Structural biology of proteins involved in neurodegenerative disorders and mental illness
Dementia, such as Alzheimer’s and Parkinson’s diseases, is one of the biggest killers in developed countries. We are working on proteins involved in dementia to understand their biological function and to use this information to develop drugs to treat these devastating diseases. We use X-ray crystallography at the Australian Synchrotron and cryo electron microscopy at the Bio21 Institute, University of Melbourne, to determine the 3D atomic structures of these proteins as a basis for designing experiments using molecular and cell biology approaches to probe their function. We then use the structures as the basis for rationally designing drugs. A major current focus is on cell surface receptors found on microglial cells, the immune cells of the brain, since there is accumulating evidence that these cells play a central role in many neurodegenerative diseases.
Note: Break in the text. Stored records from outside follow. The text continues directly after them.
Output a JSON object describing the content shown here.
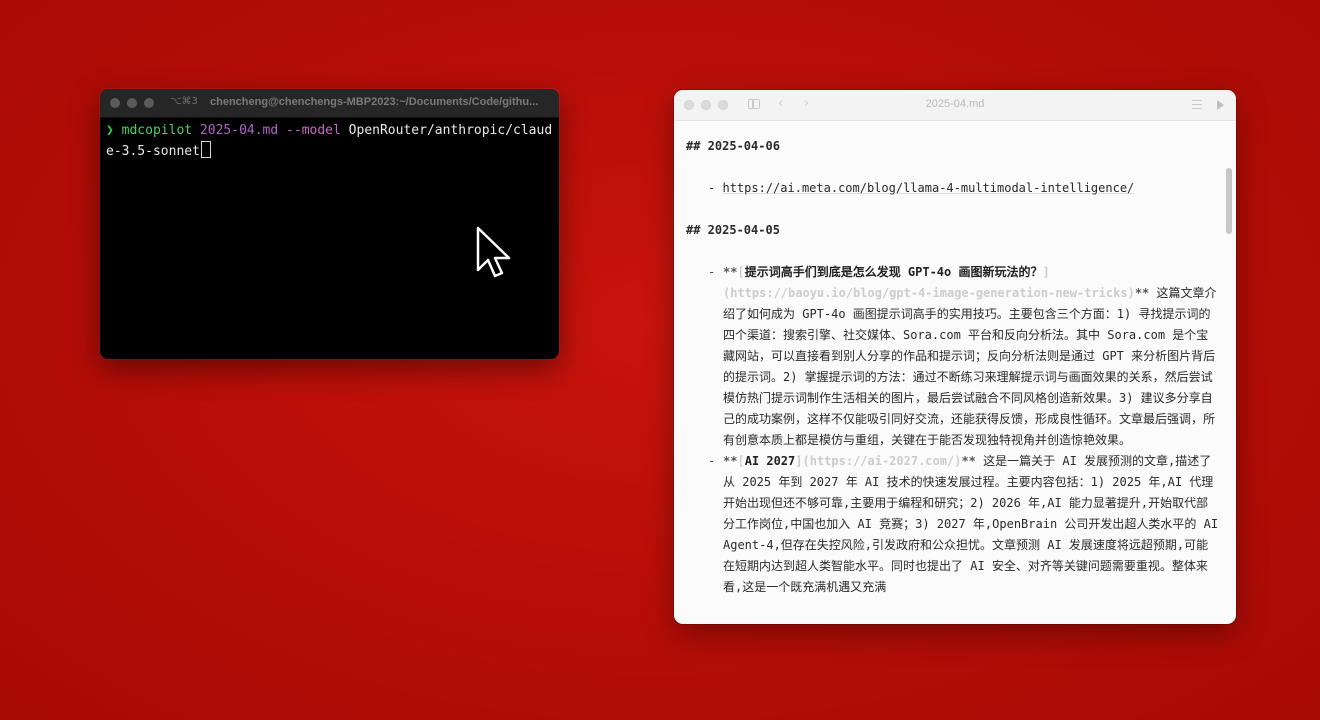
{
  "terminal": {
    "keyboard_hint": "⌥⌘3",
    "title": "chencheng@chenchengs-MBP2023:~/Documents/Code/githu...",
    "prompt_symbol": "❯",
    "command": "mdcopilot",
    "file_arg": "2025-04.md",
    "flag": "--model",
    "value": "OpenRouter/anthropic/claude-3.5-sonnet"
  },
  "editor": {
    "title": "2025-04.md",
    "nav_back": "‹",
    "nav_forward": "›",
    "sections": [
      {
        "heading": "## 2025-04-06"
      },
      {
        "heading": "## 2025-04-05"
      }
    ],
    "link_line": {
      "dash": "-",
      "url": "https://ai.meta.com/blog/llama-4-multimodal-intelligence/"
    },
    "items": [
      {
        "dash": "-",
        "bold_open": "**",
        "bracket_open": "[",
        "title": "提示词高手们到底是怎么发现 GPT-4o 画图新玩法的？",
        "link": "](https://baoyu.io/blog/gpt-4-image-generation-new-tricks)",
        "bold_close": "**",
        "description": " 这篇文章介绍了如何成为 GPT-4o 画图提示词高手的实用技巧。主要包含三个方面：1) 寻找提示词的四个渠道：搜索引擎、社交媒体、Sora.com 平台和反向分析法。其中 Sora.com 是个宝藏网站，可以直接看到别人分享的作品和提示词；反向分析法则是通过 GPT 来分析图片背后的提示词。2) 掌握提示词的方法：通过不断练习来理解提示词与画面效果的关系，然后尝试模仿热门提示词制作生活相关的图片，最后尝试融合不同风格创造新效果。3) 建议多分享自己的成功案例，这样不仅能吸引同好交流，还能获得反馈，形成良性循环。文章最后强调，所有创意本质上都是模仿与重组，关键在于能否发现独特视角并创造惊艳效果。"
      },
      {
        "dash": "-",
        "bold_open": "**",
        "bracket_open": "[",
        "title": "AI 2027",
        "link": "](https://ai-2027.com/)",
        "bold_close": "**",
        "description": " 这是一篇关于 AI 发展预测的文章,描述了从 2025 年到 2027 年 AI 技术的快速发展过程。主要内容包括：1) 2025 年,AI 代理开始出现但还不够可靠,主要用于编程和研究；2) 2026 年,AI 能力显著提升,开始取代部分工作岗位,中国也加入 AI 竞赛；3) 2027 年,OpenBrain 公司开发出超人类水平的 AI Agent-4,但存在失控风险,引发政府和公众担忧。文章预测 AI 发展速度将远超预期,可能在短期内达到超人类智能水平。同时也提出了 AI 安全、对齐等关键问题需要重视。整体来看,这是一个既充满机遇又充满"
      }
    ]
  },
  "colors": {
    "background": "#b60d07",
    "terminal_bg": "#000000",
    "prompt_green": "#2fd14a",
    "file_purple": "#b164c8",
    "editor_bg": "#fbfbfb"
  }
}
Thus the receptor molecules might be novel targets for developing new drugs that modulate the activity of these immune cells in disease.
Prof Michael Parker
Dr Jonathan Gooi
For further information about this project, contact: